But then I suppose we all see these things from a different perspective.

bluskis
8th May 2003, 04:35
We are talking about Australia- right?

The country where they tell it as it is, so the remarks were in keeping with the straight talking expected, and should not be judged or critisised by Brits on the other side of the world.

Binoculars
8th May 2003, 11:06
Au contraire, bluskis;

I asked for thoughtful opinions on the story and I've received some. I would have put it in D&G if I only wanted Aussie opinions. Seems to me the story is a universal one.

PLovett
8th May 2003, 12:09
As someone who spent about 10 years working as a barrister in Australian magistrates courts, he went too far.

I've heard magistrates use some blunt language to describe a defendant's behaviour or to question their future prospects but never to denigrate them or to express a personal point of view.

I also believe that it is a mistake for a magistrate to use colloquial language.

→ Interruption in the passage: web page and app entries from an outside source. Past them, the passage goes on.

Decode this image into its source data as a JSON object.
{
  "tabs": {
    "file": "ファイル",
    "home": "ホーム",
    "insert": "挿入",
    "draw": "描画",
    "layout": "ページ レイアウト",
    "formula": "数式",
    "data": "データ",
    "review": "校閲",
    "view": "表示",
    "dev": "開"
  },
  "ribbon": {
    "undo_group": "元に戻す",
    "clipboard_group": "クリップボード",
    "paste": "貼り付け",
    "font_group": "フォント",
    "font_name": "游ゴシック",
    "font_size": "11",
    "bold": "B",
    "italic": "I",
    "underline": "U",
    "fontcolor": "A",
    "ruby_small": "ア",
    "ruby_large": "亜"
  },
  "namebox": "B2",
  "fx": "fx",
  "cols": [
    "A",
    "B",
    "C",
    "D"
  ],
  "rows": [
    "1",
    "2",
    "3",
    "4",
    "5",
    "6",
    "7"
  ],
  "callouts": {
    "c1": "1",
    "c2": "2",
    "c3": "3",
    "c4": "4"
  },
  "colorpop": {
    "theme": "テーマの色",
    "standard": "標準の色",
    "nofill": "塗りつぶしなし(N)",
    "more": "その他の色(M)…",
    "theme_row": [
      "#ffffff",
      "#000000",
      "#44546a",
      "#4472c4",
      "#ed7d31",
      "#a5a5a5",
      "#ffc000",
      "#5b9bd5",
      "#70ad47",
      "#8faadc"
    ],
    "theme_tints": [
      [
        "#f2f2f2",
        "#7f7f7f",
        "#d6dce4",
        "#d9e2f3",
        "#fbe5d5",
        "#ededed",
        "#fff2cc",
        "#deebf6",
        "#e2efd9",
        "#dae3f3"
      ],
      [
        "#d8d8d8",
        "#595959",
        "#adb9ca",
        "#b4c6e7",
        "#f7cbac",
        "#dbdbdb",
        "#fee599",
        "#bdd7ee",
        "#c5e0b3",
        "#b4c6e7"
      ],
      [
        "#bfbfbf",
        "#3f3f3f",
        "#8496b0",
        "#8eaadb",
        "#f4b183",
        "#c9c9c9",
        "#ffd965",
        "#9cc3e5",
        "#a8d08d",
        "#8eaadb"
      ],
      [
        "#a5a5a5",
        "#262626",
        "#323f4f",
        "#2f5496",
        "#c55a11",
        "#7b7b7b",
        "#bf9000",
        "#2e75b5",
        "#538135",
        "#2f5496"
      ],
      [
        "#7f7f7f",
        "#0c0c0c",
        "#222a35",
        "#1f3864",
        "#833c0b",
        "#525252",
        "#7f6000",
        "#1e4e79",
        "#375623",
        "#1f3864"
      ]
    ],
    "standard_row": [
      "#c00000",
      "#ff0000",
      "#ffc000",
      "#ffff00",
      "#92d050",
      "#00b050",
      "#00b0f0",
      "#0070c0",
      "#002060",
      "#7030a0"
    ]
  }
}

It is not necessary, cheapens the person in authority and lessens the impact of what that person is trying to say.

The unfortunate aspect is that the racial element in this case is distorting the subsequent debate as to whether the magistrate should have said what he did.

rustle
8th May 2003, 15:24
The unfortunate aspect is that the racial element in this case is distorting the subsequent debate as to whether the magistrate should have said what he did.

What racial element?

There are two groups of people who want to put a racial slant on this, and they are the ones who would gain by so doing:

White lawyers - the legal aid is guaranteed for Aboriginal cases so it is a no-brainer to take the case and run (and run and run) with it;

PC antagonists - the media-luvvies will give them plenty of column inches (pun intended ;) ).

Tell me I'm wrong :rolleyes:

As Australians we didn't just call a spade a spade, we used to call bludgers, bludgers - I guess that's not allowed anymore either incase we upset the bludger's delicate state of mind... :yuk:

tony draper
8th May 2003, 15:47
I remember a certain Judge Pickles here, he told things as they were, to the great upset of the bloody luuvies here as well.
Pity a few more of our Judges don't do the same, they might be seen as being a bit more in touch .

foghorn
8th May 2003, 16:33
I remember that Judge Pickles was also pro legalisation of all drugs based on libertarian grounds and the argument that it would reduce crime caused by people feeding their habit from expensive illegal sources.

A man of interesting opinions, definitely not the reactionary right-wing lunatic that the leftish elements of the media dismissed him as.

tony draper
8th May 2003, 16:52
I remember watching a interveiw with Judge Pickles for the first time, and being prepared to dislike him, but the man spoke nothing but good honest common sense.
I think he either retired soon after or was forced out, which is the more likely senario, we can't have public figures telling things as they are can we.

Paterbrat
8th May 2003, 20:36
It would seem that, increasingly, good common sense flies in the face of political correctness, and in todays society that just will not do!:sad:

PLovett
9th May 2003, 07:02
rustle

Your wrong.

An appeal from a magistrate court can only be based on an error of law, not an error of language.

No appeal so no money for "white lawyers".

rustle
9th May 2003, 14:26
Hmmm. We'll see :rolleyes:

Ten bucks (AUD) says that within 6 months some sort of civil action, funded by Australian taxpayers, will have been taken in relation to this case claiming damages of some kind.

Oh, and a further ten bucks (AUD) that the legal team will be headed by some far-left-wing, white, PC lawyer (even if they put a token Aboriginal somewhere in their midst for good PR and media manipulation).